But wait! The Renaissance is categorized as the period of European history between the 1300s and the 1600s. So how did gnomes begin sneaking their way into these festival celebrations?
According to the Oxford English Dictionary, the word “gnome” comes from Renaissance Latin gnomus, which first appears in the works of a 16th century Swiss alchemist named Paracelsus. He described gnomes as diminutive spirits that were small, lived underground, and appeared in Renaissance magic and alchemy. In his publications, Paracelsus wrote that gnomes were about a foot tall, could move through solid earth, and were weary of human contact. You can read more about Paracelsus’ gnomes in Alan G. Hefner’s essay, “Paracelus’ Natural Spirits,” and Princeton’s history of gnomes.
But as I walked around the Renaissance Fair chomping on an oversized turkey leg and admiring the costumes, I couldn’t help but notice more trolls, wizards, fairies, and elves than gnomes for sale. One fair vendor selling mushrooms had a lovely lady gnome with her two children on display. The vendor revealed that he and his wife used to run a Renaissance fair booth that was all about gnomes and sold gnomes in all shapes and sizes. I tried to convince him to bring that booth back next year…we’ll see.
I visited another fair vendor who created handmade pottery sculptures of all kinds. As you can see in this photo, gnomes sat alongside wizards, Santas, and leprechauns. Just as I find with Christmas markets each year, identifying true gnomes in crowds like this is always a challenge.
So I ask again, do gnomes belong at Renaissance Fairs?

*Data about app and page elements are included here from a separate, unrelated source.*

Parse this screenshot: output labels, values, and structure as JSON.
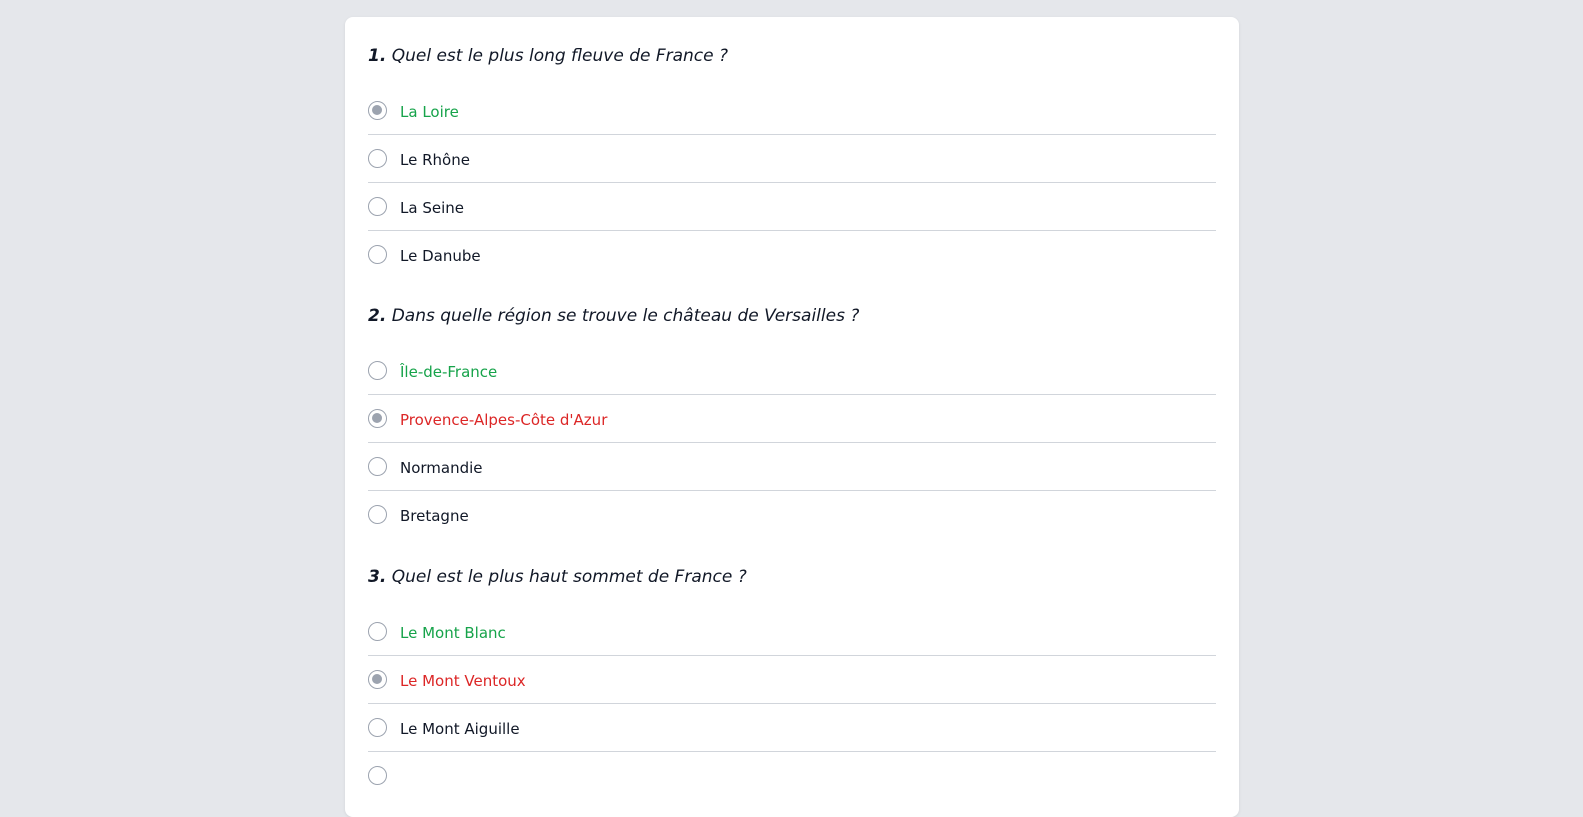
{
  "colors": {
    "correct": "#16a34a",
    "wrong": "#dc2626",
    "default": "#111827"
  },
  "questions": [
    {
      "number": "1.",
      "text": "Quel est le plus long fleuve de France ?",
      "options": [
        {
          "label": "La Loire",
          "selected": true,
          "status": "correct"
        },
        {
          "label": "Le Rhône",
          "selected": false,
          "status": "default"
        },
        {
          "label": "La Seine",
          "selected": false,
          "status": "default"
        },
        {
          "label": "Le Danube",
          "selected": false,
          "status": "default"
        }
      ]
    },
    {
      "number": "2.",
      "text": "Dans quelle région se trouve le château de Versailles ?",
      "options": [
        {
          "label": "Île-de-France",
          "selected": false,
          "status": "correct"
        },
        {
          "label": "Provence-Alpes-Côte d'Azur",
          "selected": true,
          "status": "wrong"
        },
        {
          "label": "Normandie",
          "selected": false,
          "status": "default"
        },
        {
          "label": "Bretagne",
          "selected": false,
          "status": "default"
        }
      ]
    },
    {
      "number": "3.",
      "text": "Quel est le plus haut sommet de France ?",
      "options": [
        {
          "label": "Le Mont Blanc",
          "selected": false,
          "status": "correct"
        },
        {
          "label": "Le Mont Ventoux",
          "selected": true,
          "status": "wrong"
        },
        {
          "label": "Le Mont Aiguille",
          "selected": false,
          "status": "default"
        },
        {
          "label": "",
          "selected": false,
          "status": "default"
        }
      ]
    }
  ]
}
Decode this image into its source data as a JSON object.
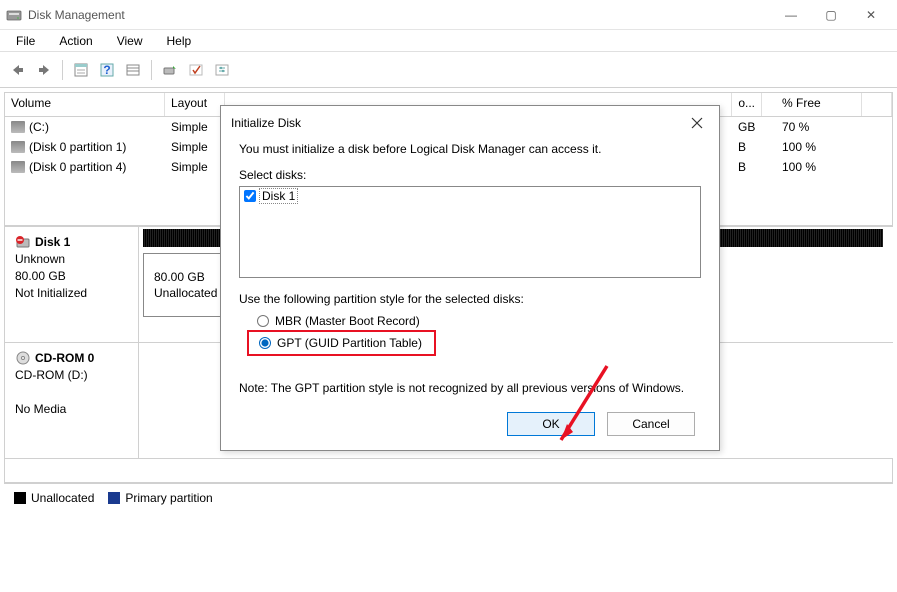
{
  "window": {
    "title": "Disk Management",
    "controls": {
      "minimize": "—",
      "maximize": "▢",
      "close": "✕"
    }
  },
  "menubar": [
    "File",
    "Action",
    "View",
    "Help"
  ],
  "vol_header": {
    "volume": "Volume",
    "layout": "Layout",
    "cap": "o...",
    "free": "% Free"
  },
  "vol_rows": [
    {
      "name": "(C:)",
      "layout": "Simple",
      "cap": "GB",
      "free": "70 %"
    },
    {
      "name": "(Disk 0 partition 1)",
      "layout": "Simple",
      "cap": "B",
      "free": "100 %"
    },
    {
      "name": "(Disk 0 partition 4)",
      "layout": "Simple",
      "cap": "B",
      "free": "100 %"
    }
  ],
  "disks": [
    {
      "icon": "disk-error",
      "title": "Disk 1",
      "line1": "Unknown",
      "line2": "80.00 GB",
      "line3": "Not Initialized",
      "block": {
        "l1": "",
        "l2": "80.00 GB",
        "l3": "Unallocated"
      }
    },
    {
      "icon": "cdrom",
      "title": "CD-ROM 0",
      "line1": "CD-ROM (D:)",
      "line2": "",
      "line3": "No Media"
    }
  ],
  "legend": [
    {
      "label": "Unallocated",
      "color": "#000000"
    },
    {
      "label": "Primary partition",
      "color": "#1a3a8f"
    }
  ],
  "dialog": {
    "title": "Initialize Disk",
    "message": "You must initialize a disk before Logical Disk Manager can access it.",
    "select_label": "Select disks:",
    "disk_item": "Disk 1",
    "style_label": "Use the following partition style for the selected disks:",
    "radio_mbr": "MBR (Master Boot Record)",
    "radio_gpt": "GPT (GUID Partition Table)",
    "note": "Note: The GPT partition style is not recognized by all previous versions of Windows.",
    "ok": "OK",
    "cancel": "Cancel"
  }
}
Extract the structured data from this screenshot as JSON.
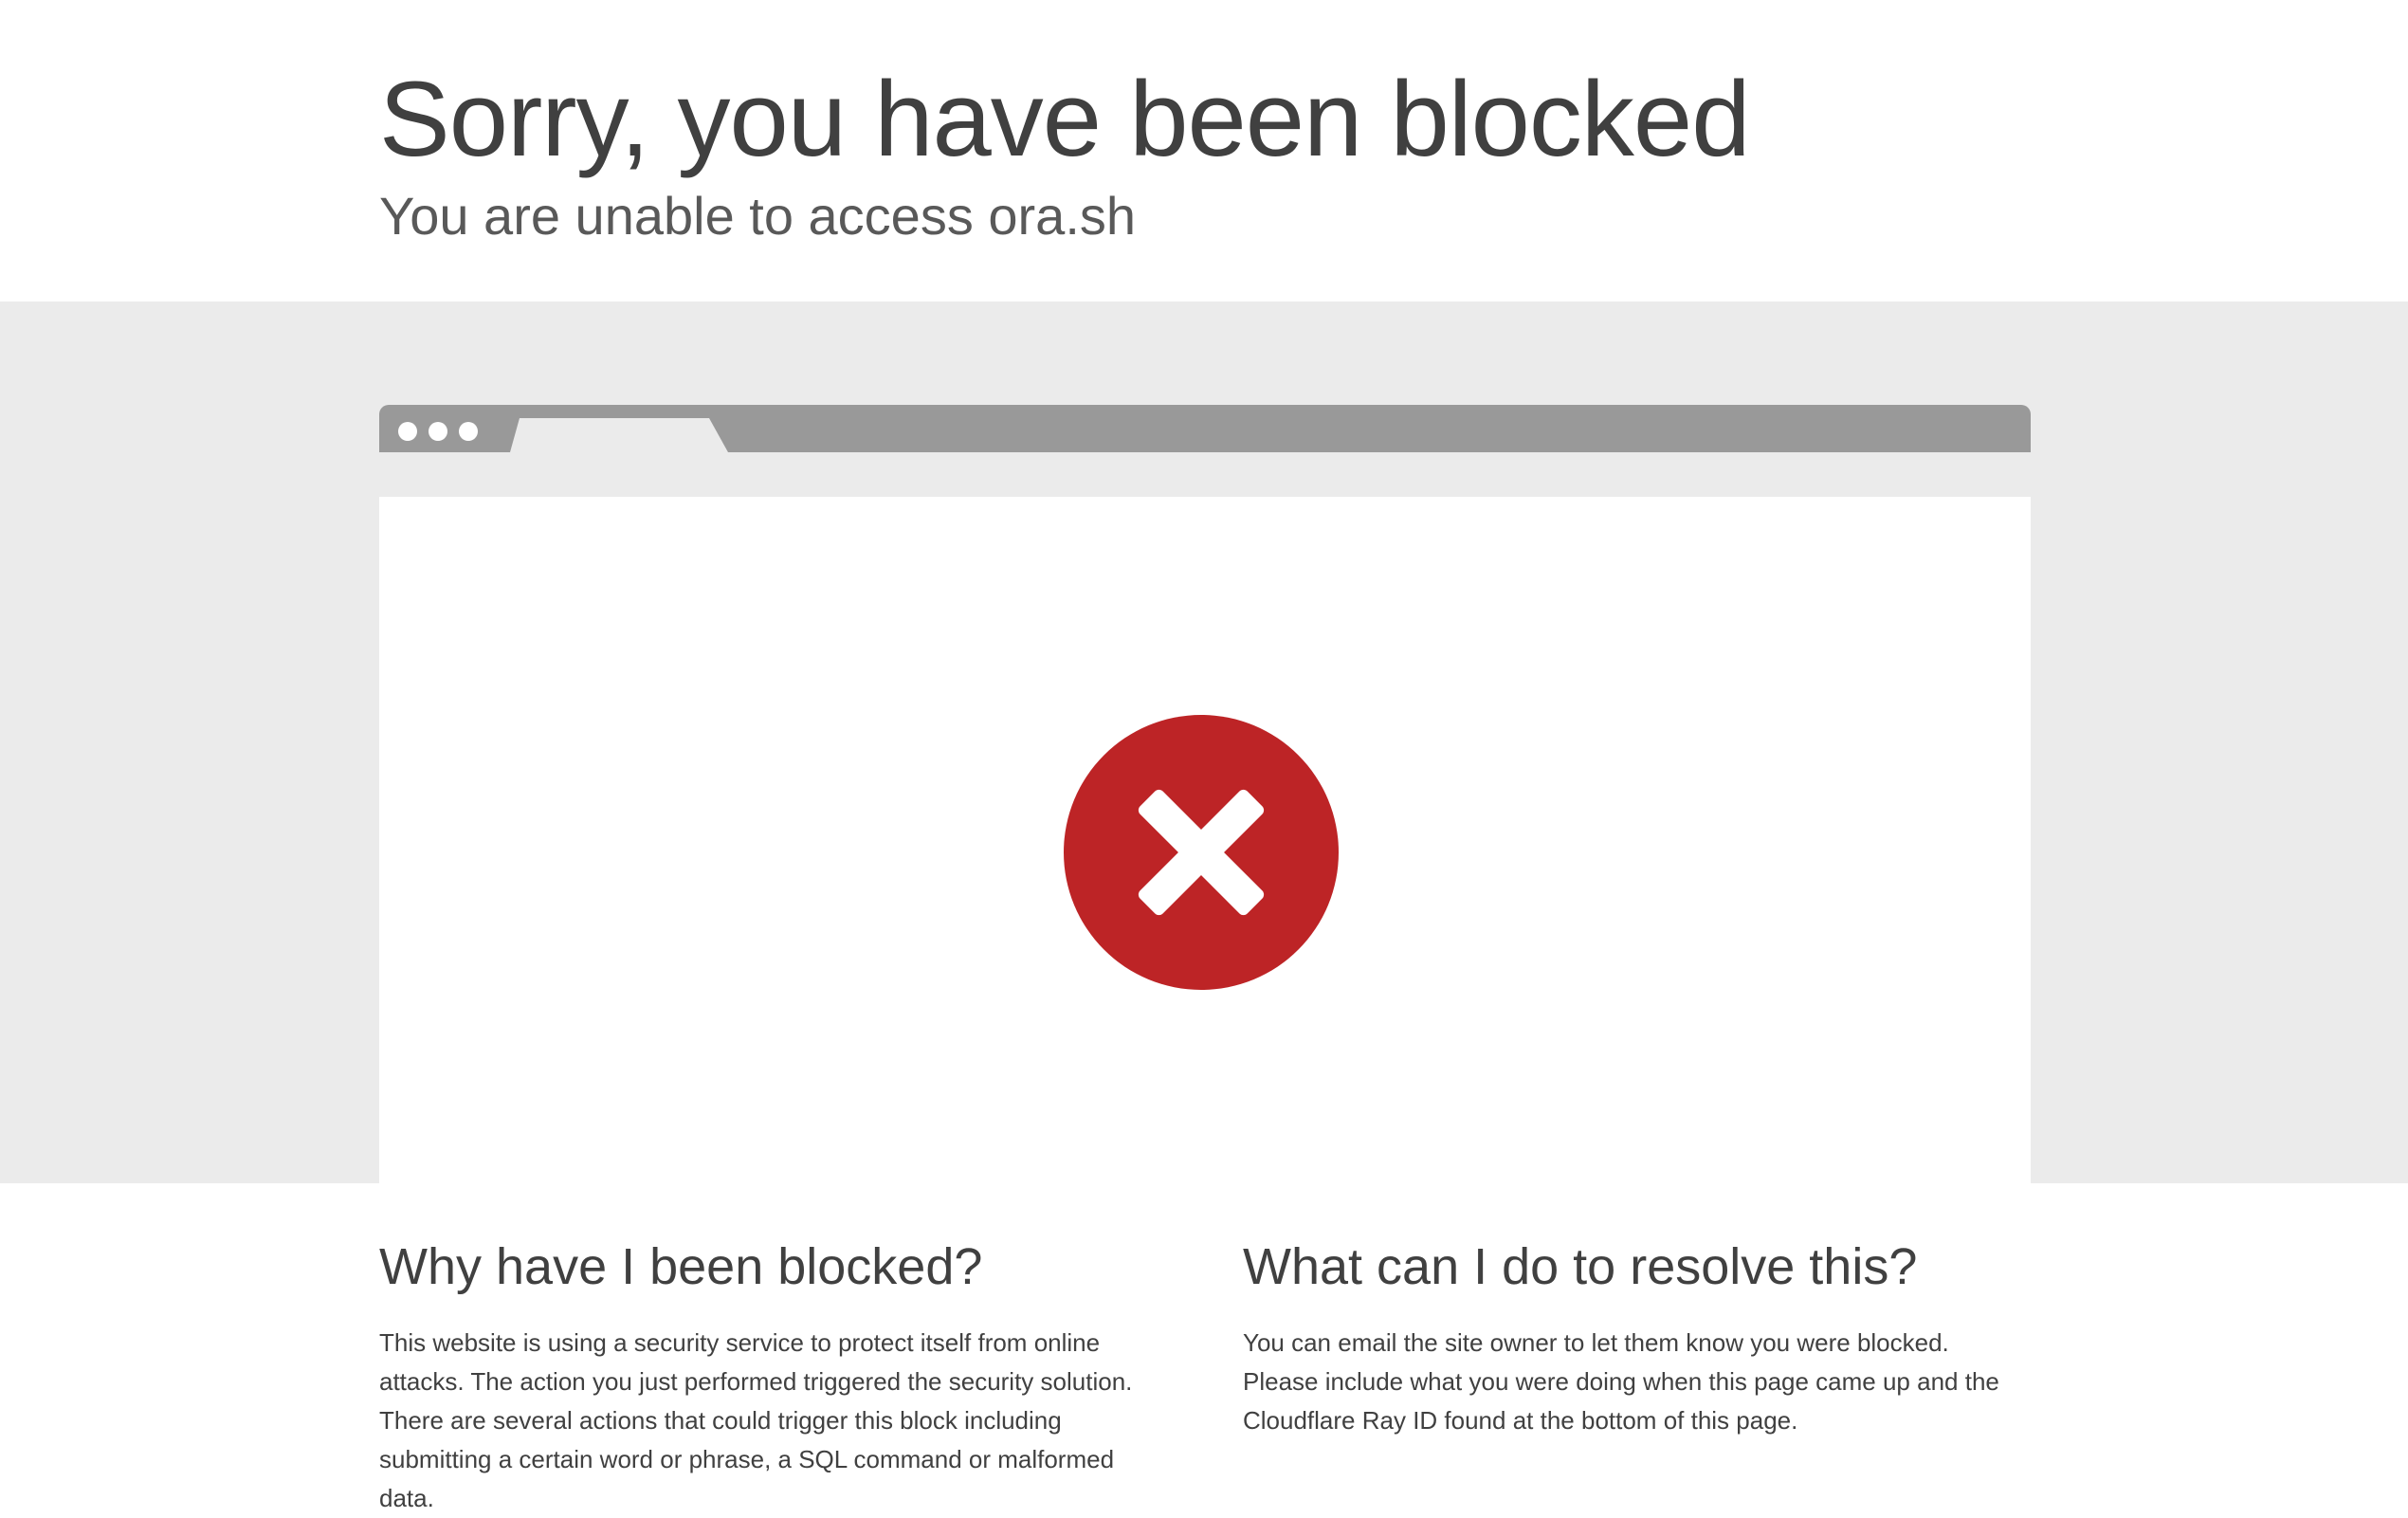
{
  "header": {
    "title": "Sorry, you have been blocked",
    "subtitle": "You are unable to access ora.sh"
  },
  "illustration": {
    "icon": "error-x-icon",
    "icon_color": "#bd2426",
    "bar_color": "#999999",
    "background_color": "#ebebeb"
  },
  "why": {
    "heading": "Why have I been blocked?",
    "body": "This website is using a security service to protect itself from online attacks. The action you just performed triggered the security solution. There are several actions that could trigger this block including submitting a certain word or phrase, a SQL command or malformed data."
  },
  "resolve": {
    "heading": "What can I do to resolve this?",
    "body": "You can email the site owner to let them know you were blocked. Please include what you were doing when this page came up and the Cloudflare Ray ID found at the bottom of this page."
  }
}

As I see it, the purpose of a Renaissance Fair is to take a step back in history to enjoy a day in another place and time. So while the true origin of gnomes is still debated, gnomes have a special place in history and I think they would really enjoy the Renaissance Fair activities. And if wizards, elves, and trolls are allowed to attend, then I see no reason for gnomes to be left out of the celebration! Cheers!
Roxy the Gnome
*A version of this story is scheduled to be published in the upcoming International Gnome Club Newsletter!